Signs that you’re going to have issues with a particular team member include a resistance to forecasts or measurements; often, they’ll claim they don’t have time to measure because they’re “too busy selling.” If a rep has a heavy reliance on a small number of accounts or they complain about changes to marketing, product, or process, they may be part of the issue on your team. In some cases, these issues may be inherent to someone’s personality (as opposed to something you can solve by training and mentoring), and that may mean they’re not going to be a good fit for your team.
3. Examine the Work Atmosphere

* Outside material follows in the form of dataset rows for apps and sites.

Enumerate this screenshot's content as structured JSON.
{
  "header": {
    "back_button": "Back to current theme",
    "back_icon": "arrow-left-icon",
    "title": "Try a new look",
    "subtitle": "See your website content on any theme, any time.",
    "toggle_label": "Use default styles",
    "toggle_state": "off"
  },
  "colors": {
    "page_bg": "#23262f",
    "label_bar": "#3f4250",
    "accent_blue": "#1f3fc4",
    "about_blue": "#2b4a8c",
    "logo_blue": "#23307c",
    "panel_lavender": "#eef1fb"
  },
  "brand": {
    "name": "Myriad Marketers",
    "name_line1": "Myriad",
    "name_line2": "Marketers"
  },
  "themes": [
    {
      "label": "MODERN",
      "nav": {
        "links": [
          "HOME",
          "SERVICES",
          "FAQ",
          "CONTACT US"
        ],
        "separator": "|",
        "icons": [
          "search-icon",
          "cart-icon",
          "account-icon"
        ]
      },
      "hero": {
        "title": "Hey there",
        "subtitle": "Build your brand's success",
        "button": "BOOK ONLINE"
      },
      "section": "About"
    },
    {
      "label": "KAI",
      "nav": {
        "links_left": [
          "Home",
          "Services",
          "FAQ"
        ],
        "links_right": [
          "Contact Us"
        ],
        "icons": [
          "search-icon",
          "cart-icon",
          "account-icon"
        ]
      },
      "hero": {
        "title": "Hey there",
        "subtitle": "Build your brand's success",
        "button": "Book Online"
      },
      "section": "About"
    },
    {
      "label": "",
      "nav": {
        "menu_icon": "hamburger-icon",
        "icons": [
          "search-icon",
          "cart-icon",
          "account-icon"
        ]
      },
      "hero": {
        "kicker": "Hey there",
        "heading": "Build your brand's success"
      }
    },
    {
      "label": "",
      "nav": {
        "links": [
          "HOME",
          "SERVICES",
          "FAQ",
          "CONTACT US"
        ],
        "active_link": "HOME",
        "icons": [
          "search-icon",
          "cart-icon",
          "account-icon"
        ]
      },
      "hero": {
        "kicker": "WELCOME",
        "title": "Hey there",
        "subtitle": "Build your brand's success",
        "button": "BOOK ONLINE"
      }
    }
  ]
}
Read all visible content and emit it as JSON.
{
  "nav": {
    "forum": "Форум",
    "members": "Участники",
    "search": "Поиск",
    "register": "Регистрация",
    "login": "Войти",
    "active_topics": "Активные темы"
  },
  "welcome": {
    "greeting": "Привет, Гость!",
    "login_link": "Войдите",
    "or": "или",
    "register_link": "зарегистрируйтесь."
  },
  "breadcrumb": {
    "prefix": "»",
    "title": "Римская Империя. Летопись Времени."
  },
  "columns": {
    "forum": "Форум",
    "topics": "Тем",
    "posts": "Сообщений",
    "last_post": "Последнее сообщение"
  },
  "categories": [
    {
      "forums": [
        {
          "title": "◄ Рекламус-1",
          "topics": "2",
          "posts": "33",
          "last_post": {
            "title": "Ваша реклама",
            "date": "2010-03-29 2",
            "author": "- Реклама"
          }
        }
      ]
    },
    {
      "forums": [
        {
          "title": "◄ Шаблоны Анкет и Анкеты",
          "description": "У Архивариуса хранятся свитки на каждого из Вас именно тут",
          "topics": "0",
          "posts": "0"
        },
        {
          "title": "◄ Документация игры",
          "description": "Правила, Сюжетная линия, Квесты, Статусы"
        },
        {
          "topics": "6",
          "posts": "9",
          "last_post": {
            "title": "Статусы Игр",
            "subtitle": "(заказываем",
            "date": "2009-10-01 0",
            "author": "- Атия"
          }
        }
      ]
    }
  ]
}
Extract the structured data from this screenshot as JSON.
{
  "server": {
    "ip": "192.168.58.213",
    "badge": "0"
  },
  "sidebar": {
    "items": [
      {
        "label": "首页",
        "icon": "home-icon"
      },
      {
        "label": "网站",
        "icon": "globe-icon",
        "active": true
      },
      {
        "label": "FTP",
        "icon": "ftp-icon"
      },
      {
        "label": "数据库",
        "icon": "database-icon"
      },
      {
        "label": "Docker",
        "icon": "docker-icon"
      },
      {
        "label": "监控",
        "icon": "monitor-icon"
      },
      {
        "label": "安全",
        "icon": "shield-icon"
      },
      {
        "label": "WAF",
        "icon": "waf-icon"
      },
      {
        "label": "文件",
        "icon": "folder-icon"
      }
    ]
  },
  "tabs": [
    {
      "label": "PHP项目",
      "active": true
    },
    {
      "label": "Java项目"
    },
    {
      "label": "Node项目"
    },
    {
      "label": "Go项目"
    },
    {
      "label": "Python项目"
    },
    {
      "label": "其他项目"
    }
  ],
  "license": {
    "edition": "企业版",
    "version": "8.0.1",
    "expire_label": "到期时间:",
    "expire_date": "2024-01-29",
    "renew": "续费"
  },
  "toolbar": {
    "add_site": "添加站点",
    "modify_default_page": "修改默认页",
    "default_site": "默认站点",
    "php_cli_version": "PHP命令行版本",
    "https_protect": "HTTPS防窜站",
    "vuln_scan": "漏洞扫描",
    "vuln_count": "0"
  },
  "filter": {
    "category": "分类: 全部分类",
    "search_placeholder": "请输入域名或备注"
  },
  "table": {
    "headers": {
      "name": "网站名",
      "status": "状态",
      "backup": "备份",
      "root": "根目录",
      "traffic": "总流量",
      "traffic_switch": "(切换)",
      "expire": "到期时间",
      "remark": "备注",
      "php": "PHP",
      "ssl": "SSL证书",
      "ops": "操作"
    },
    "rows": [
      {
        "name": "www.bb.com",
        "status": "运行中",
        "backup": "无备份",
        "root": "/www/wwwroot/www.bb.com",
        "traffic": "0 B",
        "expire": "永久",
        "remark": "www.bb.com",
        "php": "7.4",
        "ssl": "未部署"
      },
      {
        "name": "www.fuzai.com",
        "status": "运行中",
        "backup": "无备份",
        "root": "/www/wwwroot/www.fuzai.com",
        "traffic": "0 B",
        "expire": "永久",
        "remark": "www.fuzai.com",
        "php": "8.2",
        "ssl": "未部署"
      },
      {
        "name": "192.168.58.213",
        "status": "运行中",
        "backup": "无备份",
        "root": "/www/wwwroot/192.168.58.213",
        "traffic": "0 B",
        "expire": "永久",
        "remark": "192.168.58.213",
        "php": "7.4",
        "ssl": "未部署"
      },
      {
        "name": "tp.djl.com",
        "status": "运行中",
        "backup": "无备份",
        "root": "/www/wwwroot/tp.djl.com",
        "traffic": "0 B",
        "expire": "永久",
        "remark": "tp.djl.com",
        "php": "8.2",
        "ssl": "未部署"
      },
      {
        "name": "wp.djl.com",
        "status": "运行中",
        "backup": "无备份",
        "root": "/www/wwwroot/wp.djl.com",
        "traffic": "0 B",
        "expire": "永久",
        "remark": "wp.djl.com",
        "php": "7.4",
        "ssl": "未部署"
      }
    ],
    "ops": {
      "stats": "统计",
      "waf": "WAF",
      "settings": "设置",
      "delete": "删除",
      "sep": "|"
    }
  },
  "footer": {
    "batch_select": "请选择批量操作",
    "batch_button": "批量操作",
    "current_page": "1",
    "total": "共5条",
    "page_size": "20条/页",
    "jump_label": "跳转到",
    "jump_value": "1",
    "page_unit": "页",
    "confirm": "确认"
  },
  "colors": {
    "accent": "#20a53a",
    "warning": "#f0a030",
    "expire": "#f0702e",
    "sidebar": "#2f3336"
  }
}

In large part, you can create your own dysfunction by putting the wrong compensation plan in place, fostering extreme competition, or leading by the stick — punishing or penalizing without ever rewarding. When it’s time to assess the health of your team, don’t forget to look inward to see what you could do better.
In sales, compensation is king. As much as it can motivate employees, it can also create an extremely hostile environment when done poorly. Changing your compensation plan part way through the year or changing rules or territories unexpectedly can create this type of negative environment. It encourages your reps to fight, hoard deals, hide deals, or game the system. In the end, your sales team will most likely behave the way you pay them to behave. So give some attention to your compensation plan and ensure you’re paying your employees for the habits and achievements you want to see.
Hiring can make a difference to your team’s environment as well. Bring in the right people for the type of sales your company makes. A rep who’s excellent at closing multimillion dollar deals with long sales cycles may fail on a team that needs monthly results with smaller revenues. Fit and skills are important, so keep your sales process in mind when hiring, and don’t get dazzled by impressive numbers that aren’t relevant to your specific business.
How to Create a Top-Performing Team
Even if you’re able to get the dysfunction out of your sales team, it doesn’t mean you’ve necessarily created a high-impact team. Here are strategies that will help move your team in the right direction once you’ve cleared out the dysfunction:
1. Generate Enthusiasm
Develop leads at every stage and ensure your team is confident about the pipeline.
2. Promote One Focus at a Time
Be focused and consistent in reinforcing a single concept for a selling period (typically a quarter) so your team knows exactly what they should be aiming for.
3. Shields Up During Crunch Time
Make sure the entire company knows not to bother your team or create non-revenue-generating meetings or activities during the last week of the month or the last week of the quarter — respecting that killer sales time for your team. Rally the entire company around the fact that the sales team is generating revenue.
4. Celebrate Big and Small Victories
Reward your team verbally or with an email when deals are won or saved, or when reps hit their quota. It’s as important to let the team know when they’re doing well as when things are wrong or need to be corrected. Make progress public within the team and the entire company, and celebrate both big successes and small victories.
5. Double Up Your Coaching
Sales VPs should meet with reps one-on-one for about 30 minutes each week to run through deal analysis and talk in confidence around their pipeline. To foster camaraderie, teams should also meet once a week to share ideas.
6. Don’t Compete with Your Team
If you have your own territory as a sales leader, you’re essentially competing against your reps. Pass off your accounts to your team and coach them on how to improve their performance.
Ridding your sales team of dysfunction can be a difficult process — but making it successful should be energizing and fun. By examining your practices, your people, and yourself, you can develop a rockstar team that performs and generates revenue for your company.